A Chinese-owned tanning factory based in Somaliland has been accused of dumping dangerous chemicals in waterways and causing health complaints.
According to the information provided by local people, the government has failed to intervene for fear of spooking foreign investment.
A subsidiary of Chinese glove-making firm Phiss, Jeronimo Group of Industries and Trading PLC, is the first and only foreign-owned company in the breakaway east African state.
It has been operating a factory in the village of Dar-Buruq, 60km outside the capital Hargeisa, since 2008.
The local population living near the factory have made numerous complaints about respiratory problems. A former worker at Jeronimo named Ibrahim said that one day, while mixing chromium compounds without a mask, he was overcome by the smell and fell down, hitting his head.
"The company did not take me to the hospital. To this day I still have breathing problems." Other locals confirmed many health complaints had been made.
During the investigation of the Jeronimo compound it was found an unbearable smell, and workers with no face masks or proper shoes and sacks of corrosive material spilling onto the factory floor.
The company admits that industrial waste is dumped in local waterways. But Jeronimo is adamant and adhered to local and international rules governing the tanning industry.
Livestock, which comprises up to 80% of local trade, has disappeared as animals refuse to drink the water and their herders move elsewhere, said one village elder.
"The livestock industry here is dead, which has also created poverty. The water here was free. God-given. Now people have to buy it from travelling sellers. A 20-litre jerry can costs 10,000 Somaliland shillings ($0.80). It is too much," says Mohammed, a local government official.
Foreign investments like Jeronimo are seen as vital in proving Somaliland's worth as an independent nation, a point not lost on Dar-Buruq's residents.
"We've talked to ministers, deputy ministers. Each time our arguments are passed on to someone else."
"The government considers that it is fighting a broader war internationally to attract foreign investors. So if this one is clamped down on it will have a negative impact on that," one village elder says.

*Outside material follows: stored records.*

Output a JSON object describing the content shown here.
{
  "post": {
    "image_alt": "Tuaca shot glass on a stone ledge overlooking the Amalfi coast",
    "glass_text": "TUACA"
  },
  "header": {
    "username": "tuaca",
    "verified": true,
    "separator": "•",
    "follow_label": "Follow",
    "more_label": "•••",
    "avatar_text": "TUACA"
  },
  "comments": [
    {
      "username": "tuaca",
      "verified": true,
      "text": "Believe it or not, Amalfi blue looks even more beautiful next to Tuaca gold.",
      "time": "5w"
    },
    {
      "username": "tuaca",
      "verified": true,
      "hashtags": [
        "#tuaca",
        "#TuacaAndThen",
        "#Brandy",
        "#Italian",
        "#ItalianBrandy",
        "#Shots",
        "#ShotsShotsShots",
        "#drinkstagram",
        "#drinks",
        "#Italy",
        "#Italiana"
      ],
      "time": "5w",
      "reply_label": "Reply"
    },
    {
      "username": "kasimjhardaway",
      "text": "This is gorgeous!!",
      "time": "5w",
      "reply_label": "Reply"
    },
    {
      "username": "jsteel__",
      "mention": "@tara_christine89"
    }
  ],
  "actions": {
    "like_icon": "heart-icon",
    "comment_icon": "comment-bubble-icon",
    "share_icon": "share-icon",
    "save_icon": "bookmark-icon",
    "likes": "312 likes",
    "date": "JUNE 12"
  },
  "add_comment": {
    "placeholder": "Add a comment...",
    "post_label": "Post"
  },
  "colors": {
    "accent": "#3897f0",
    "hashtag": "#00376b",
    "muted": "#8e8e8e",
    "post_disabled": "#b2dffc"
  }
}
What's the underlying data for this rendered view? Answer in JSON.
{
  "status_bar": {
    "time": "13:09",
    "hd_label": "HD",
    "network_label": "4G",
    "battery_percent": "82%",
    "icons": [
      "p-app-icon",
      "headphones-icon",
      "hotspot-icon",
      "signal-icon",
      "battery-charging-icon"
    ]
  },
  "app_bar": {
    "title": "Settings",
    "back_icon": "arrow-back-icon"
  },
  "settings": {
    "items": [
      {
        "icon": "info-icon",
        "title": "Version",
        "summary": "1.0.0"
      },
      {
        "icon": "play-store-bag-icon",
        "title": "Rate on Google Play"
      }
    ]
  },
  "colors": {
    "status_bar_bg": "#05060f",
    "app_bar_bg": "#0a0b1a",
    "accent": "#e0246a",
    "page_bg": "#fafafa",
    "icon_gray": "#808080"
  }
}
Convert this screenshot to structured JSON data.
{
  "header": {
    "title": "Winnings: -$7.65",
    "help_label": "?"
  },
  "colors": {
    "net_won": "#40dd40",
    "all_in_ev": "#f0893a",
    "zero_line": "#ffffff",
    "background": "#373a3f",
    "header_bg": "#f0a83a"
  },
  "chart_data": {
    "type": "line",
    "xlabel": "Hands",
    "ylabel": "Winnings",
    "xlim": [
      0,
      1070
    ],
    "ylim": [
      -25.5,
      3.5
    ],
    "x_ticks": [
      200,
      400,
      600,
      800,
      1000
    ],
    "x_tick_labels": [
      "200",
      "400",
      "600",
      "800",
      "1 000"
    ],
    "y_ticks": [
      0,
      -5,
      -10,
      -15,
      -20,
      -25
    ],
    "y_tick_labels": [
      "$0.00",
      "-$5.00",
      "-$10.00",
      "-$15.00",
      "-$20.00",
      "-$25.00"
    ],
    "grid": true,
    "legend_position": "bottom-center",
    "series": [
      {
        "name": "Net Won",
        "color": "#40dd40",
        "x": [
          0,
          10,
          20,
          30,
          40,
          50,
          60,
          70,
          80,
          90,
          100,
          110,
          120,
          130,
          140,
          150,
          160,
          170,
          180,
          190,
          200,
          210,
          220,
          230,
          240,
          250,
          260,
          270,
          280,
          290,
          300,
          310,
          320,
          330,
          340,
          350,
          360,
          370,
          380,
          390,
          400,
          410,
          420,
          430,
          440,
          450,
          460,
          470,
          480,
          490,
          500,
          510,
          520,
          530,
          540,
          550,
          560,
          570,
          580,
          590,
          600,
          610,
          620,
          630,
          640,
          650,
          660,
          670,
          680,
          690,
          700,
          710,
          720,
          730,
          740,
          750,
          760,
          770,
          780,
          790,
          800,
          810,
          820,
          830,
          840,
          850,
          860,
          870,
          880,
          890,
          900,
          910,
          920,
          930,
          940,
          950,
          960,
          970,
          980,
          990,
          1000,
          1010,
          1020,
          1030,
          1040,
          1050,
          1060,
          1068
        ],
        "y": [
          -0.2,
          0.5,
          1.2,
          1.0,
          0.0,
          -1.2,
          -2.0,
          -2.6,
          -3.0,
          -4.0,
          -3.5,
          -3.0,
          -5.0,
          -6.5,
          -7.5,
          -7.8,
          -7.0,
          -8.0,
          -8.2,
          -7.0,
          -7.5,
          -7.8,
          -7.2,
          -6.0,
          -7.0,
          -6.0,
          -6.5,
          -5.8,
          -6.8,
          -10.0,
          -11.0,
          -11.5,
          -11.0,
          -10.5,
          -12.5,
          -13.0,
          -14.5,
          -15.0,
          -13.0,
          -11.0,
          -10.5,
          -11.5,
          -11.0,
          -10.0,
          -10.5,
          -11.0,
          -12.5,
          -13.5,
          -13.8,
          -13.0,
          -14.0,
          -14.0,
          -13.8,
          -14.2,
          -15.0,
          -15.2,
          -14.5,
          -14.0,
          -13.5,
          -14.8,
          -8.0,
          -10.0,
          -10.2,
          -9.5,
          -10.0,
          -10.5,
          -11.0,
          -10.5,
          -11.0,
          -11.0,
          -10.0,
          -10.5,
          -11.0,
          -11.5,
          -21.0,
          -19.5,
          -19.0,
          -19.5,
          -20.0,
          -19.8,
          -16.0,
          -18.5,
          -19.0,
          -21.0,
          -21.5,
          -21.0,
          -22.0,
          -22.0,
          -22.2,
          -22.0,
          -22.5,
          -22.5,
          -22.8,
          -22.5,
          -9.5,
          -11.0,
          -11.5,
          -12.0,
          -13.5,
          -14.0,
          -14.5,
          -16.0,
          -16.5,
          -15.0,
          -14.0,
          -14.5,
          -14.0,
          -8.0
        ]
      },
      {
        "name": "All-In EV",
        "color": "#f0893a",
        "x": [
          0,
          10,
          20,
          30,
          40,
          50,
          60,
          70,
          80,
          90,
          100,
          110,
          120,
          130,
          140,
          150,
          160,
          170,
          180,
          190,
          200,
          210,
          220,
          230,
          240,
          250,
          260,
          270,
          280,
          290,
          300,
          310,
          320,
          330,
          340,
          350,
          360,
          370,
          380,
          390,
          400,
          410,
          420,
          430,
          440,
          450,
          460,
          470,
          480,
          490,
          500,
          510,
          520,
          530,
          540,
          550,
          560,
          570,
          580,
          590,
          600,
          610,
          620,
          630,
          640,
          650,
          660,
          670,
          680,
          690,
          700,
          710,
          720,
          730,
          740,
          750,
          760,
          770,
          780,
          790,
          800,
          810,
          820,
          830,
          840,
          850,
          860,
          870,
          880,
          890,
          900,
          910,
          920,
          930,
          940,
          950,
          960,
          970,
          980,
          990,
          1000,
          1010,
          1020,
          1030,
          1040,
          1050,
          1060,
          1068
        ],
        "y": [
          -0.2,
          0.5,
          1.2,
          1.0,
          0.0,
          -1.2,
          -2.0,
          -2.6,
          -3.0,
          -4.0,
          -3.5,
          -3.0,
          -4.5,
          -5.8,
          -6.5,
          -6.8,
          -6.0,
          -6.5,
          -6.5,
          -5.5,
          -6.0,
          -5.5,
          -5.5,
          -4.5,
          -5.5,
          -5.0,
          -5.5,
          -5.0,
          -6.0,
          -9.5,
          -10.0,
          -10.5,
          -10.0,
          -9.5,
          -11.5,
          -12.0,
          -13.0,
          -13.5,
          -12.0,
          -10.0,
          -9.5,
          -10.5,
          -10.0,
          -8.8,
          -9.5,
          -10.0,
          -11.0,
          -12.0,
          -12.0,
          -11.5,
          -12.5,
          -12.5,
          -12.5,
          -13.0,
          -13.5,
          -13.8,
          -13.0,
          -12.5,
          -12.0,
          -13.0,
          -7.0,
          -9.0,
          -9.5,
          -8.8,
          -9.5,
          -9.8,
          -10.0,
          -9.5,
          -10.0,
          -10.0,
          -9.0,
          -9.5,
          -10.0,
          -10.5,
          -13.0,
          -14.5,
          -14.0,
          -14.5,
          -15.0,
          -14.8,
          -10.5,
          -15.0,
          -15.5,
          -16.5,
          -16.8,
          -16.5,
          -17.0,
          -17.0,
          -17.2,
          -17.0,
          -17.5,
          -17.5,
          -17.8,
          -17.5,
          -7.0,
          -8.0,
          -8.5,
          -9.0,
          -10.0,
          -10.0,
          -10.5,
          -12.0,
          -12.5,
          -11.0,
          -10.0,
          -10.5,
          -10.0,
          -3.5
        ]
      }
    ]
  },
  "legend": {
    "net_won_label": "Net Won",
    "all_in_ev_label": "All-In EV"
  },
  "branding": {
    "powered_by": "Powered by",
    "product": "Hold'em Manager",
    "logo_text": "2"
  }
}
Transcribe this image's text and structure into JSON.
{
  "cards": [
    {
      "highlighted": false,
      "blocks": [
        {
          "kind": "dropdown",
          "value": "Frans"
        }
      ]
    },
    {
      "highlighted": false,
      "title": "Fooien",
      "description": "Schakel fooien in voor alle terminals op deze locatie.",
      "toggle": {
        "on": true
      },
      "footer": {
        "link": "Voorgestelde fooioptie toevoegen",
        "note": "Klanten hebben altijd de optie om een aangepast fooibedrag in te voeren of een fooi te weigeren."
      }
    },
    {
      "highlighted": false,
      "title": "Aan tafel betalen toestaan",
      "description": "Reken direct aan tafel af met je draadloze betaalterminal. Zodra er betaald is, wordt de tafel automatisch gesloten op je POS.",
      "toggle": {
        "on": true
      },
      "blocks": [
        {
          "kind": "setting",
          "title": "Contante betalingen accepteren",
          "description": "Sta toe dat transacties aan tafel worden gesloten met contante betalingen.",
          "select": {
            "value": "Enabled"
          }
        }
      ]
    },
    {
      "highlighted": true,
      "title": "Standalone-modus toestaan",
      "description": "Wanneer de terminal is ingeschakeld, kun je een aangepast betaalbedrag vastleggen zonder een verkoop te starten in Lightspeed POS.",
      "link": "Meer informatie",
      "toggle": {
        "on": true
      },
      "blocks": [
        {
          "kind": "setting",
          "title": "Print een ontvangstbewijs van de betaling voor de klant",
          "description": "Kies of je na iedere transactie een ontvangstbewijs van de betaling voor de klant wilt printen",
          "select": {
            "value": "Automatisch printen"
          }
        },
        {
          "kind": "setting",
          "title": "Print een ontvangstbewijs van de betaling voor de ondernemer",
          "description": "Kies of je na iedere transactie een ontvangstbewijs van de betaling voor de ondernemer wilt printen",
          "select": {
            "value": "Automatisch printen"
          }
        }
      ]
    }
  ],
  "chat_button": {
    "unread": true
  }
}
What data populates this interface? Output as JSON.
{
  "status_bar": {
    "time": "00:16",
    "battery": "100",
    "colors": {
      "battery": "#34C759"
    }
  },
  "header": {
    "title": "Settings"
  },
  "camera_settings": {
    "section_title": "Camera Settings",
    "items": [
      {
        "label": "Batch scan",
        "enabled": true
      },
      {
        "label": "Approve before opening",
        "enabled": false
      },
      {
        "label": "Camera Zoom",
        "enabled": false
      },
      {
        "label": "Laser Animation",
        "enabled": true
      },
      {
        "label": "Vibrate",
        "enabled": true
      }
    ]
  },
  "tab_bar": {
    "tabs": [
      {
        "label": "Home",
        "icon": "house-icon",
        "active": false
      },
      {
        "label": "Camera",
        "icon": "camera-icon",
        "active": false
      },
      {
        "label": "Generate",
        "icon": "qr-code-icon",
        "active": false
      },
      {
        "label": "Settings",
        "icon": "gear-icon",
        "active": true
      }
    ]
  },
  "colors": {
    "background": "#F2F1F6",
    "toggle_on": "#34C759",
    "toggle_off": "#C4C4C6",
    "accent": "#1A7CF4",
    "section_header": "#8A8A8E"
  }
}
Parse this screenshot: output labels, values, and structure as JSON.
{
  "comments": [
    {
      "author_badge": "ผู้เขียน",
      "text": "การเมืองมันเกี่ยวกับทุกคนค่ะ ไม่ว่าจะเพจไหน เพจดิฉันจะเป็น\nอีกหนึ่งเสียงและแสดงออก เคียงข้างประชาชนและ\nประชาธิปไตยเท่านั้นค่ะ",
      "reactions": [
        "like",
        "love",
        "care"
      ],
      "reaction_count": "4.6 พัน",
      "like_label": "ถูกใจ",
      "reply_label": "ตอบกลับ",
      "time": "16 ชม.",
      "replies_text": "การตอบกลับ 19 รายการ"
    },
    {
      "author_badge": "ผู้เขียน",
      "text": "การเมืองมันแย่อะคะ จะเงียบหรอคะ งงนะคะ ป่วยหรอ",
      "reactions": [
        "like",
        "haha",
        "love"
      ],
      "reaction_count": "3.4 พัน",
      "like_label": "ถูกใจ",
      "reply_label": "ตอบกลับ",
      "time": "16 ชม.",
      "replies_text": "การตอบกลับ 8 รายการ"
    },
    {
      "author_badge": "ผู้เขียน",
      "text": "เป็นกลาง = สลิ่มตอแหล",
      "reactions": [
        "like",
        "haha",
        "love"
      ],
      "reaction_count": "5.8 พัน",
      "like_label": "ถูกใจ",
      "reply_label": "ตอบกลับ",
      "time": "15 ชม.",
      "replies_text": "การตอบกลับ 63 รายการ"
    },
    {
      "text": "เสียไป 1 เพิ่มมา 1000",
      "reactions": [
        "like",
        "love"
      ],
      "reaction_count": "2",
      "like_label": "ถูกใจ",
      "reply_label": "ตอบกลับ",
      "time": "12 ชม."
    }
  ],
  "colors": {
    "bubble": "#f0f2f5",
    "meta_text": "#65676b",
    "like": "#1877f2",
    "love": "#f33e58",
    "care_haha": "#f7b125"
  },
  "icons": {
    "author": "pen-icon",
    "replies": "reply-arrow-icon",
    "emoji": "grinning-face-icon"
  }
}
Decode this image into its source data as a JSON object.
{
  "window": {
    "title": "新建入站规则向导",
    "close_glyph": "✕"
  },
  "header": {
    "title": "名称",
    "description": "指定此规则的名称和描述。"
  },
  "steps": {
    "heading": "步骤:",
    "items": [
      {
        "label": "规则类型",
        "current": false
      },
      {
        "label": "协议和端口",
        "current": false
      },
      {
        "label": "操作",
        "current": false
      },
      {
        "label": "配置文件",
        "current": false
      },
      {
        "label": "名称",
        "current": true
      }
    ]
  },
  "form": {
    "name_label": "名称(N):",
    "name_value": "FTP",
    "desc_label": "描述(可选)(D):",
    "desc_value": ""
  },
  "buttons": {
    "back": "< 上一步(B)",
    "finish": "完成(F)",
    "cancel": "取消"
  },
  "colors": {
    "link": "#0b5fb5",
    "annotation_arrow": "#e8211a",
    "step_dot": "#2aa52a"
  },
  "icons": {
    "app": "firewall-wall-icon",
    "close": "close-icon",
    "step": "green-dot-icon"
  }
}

President Ahmed Mahamoud Silanyo's government has done little to stop the factory from dumping waste, despite continued appeals from locals.
Somaliland's chamber of commerce secretary general, Ibrahim Ismail Elmi,said that while a seven-minister delegation was sent to inspect Jeronimo in 2008, the situation has been "under review" ever since.
But another senior official, who asked to remain anonymous, added: "We suspect them [Jeronimo]. They use poisons and chromes are getting into the river."
The group has a $6m agreement with the Somaliland government, the official claims, that has to be paid in full should the firm be shut down. "We don't have the capacity to refund them, so we just give advice."
"If the government was worried about these health issues, they should have checked before we came," says Li Fai La, the factory manager.
Rather than remove or recycle effluent, he said the company dumps industrial waste "in water 3km away from the factory." Although he did not specifiy what percentage of waste is dumped.
Most likely the factory has no waste management system in place.
The factory manager believes the complaints are economically driven, and says that he has considered moving Jeronimo to neighbouring Ethiopia.
"You can go to the factory now. Yes, the smell is bad but trees are growing and there are fish in the water nearby."